Traditionally, here in the West, we believe we know what is going on when we “understand” something about it. Now we must ask, how do we create understanding? The short, traditional answer is mind. We have assumed that mind can commune with the foundation of our perceptions, and that the foundation of our perceptions is being. Tuning into being allows us to understand.

While being does have a long and varied philosophical history, over the centuries, it has taken on a certain identity of structure and order, an order that is mirrored by human understanding. This so-called “understanding” has been limited, largely, to mind and mind has been narrowed to intellect, and intellect is thought to be ruled best by “rational capacity” or by the principles that constitute Logic, the science of correct thinking.

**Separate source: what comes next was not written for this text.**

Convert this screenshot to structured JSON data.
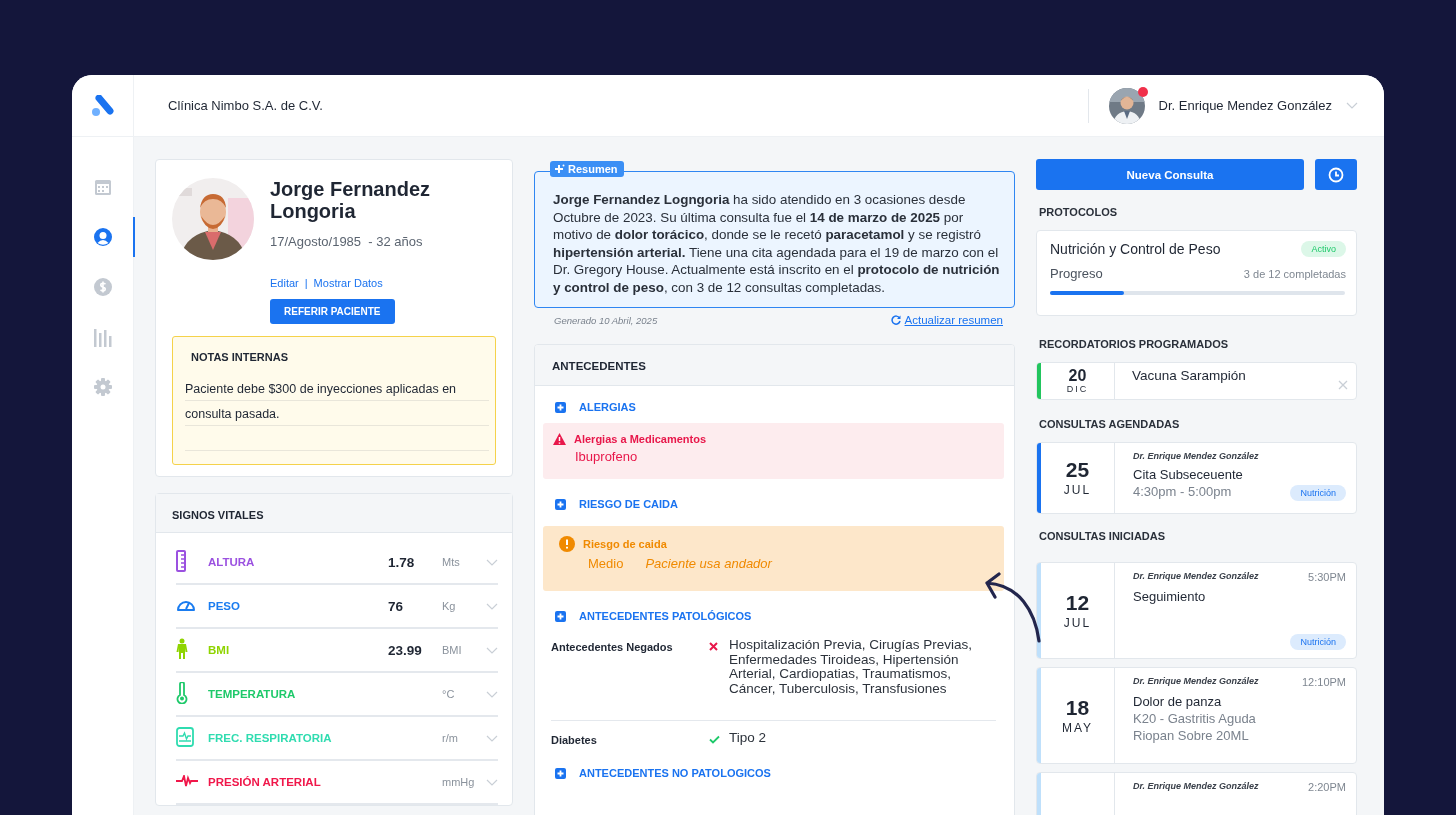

Over the centuries, philosophy, which has the demonstrated potential to be much wider than “rational inquiry” has become restricted to it.

This project challenges this fundamental assumption about being and understanding. Logic and rational thinking are incredibly useful, and this project does not attempt to denounce them as useless. However, it advocates the notion that rational thinking can be aided by leaving room for and by valuing that which is outside our rational understanding – the unknown, the mystery, the beyond – as is. Philosophy, even here in the West, historically has been informed by such a view, even though now it is considered quite questionable.

Leaving room for the “beyond intellectual understanding” involves respecting a sort of seeing that is not derived through rational inquiry and explanation. This seeing is not synonymous with understanding. Instead, it is more of allowing “not knowing” to be the basis of our existence. Within this project, being becomes something more than logical order, or rational structure. While it may carry them as possibilities, it itself is always already “beyond intellect”.

Impressions of our existence, of being, can be sensed outside of our intellect. These impressions, if we allow them, can then impact our intellectual endeavors. This project delivers impressions I received after studying philosophy of the body and language, impressions that lost their information when formulated into rational explanation.